Puyol is a great footballer, he's old, he's ugly, he's a lion. The way Drogba and Puyol intertwined in this footballing odyssey at Stanford Bridge in the pouring rain (I was soaked, Julie arrived soaked, we chased around for a decent pub, ended in the Trench as of old, noted all other pubs round here now full of youthful flat beret burlesque enthusiasts with talk of becoming film editors, retreated to the hotel at half time, encountered curious arseholes who thought 'the best team should win and it's obvious who they are' wanted to biff them instantly but in respect of two thousand years of civilization, held off, settled down to something like a middle class Martin Parr) each helping each other up off the pitch over and over, was fantastic to watch, over and over again, they helped each other up, like two ancient warriors, like something out of Homer indeed, Hector and Achilles I reckon. Tonight's battle seemed epic. I don't like it that my team (by extrapolation, our architecture in the biggest sense, whatever) have become what they are, but it is clear that you can still get to the most basic expression of the sport, even with all the money and all the crap, you still get wonderful stuff, and Chelsea were the better team, because they were better tactically in the manner of great organizers of forces big and small.

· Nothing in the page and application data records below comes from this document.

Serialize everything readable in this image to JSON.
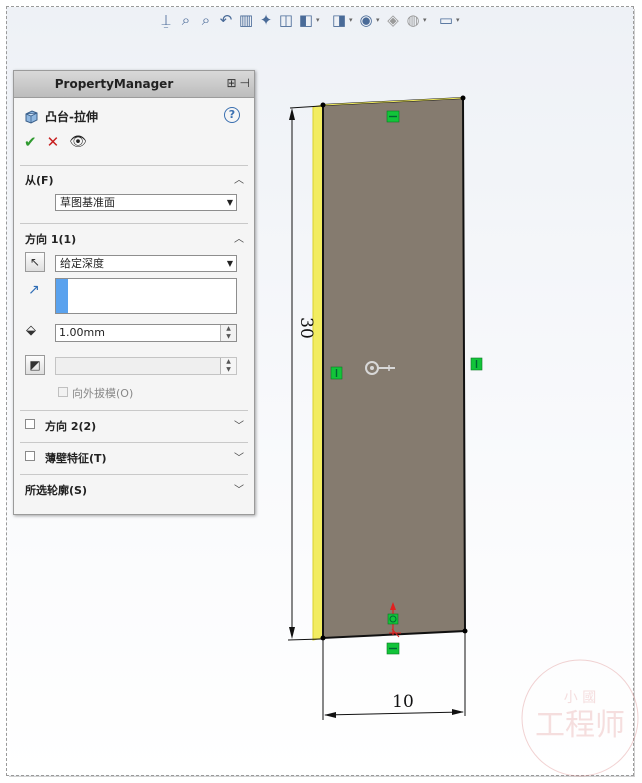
{
  "property_manager": {
    "title": "PropertyManager",
    "feature_name": "凸台-拉伸",
    "help_label": "?",
    "from_section": {
      "title": "从(F)",
      "start_condition": "草图基准面"
    },
    "direction1_section": {
      "title": "方向 1(1)",
      "end_condition": "给定深度",
      "depth_value": "1.00mm",
      "draft_label": "向外拔模(O)"
    },
    "direction2_section": {
      "title": "方向 2(2)"
    },
    "thin_feature_section": {
      "title": "薄壁特征(T)"
    },
    "selected_contours_section": {
      "title": "所选轮廓(S)"
    }
  },
  "sketch": {
    "height_dimension": "30",
    "width_dimension": "10"
  },
  "colors": {
    "face_fill": "#857b6f",
    "preview_edge": "#f2ec61",
    "relation_marker": "#12c43a",
    "accent_blue": "#5aa2ee"
  }
}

Wednesday, 18 April 2012
Chelsea 1 Barca 0
I was going to publish earlier, I usually press 'publish' without thinking about it too much, but this time the last line saved was 'but it is important to concentrate more, by analogy, on Chelsea's almost non-existent chances against Barcelona tonight'.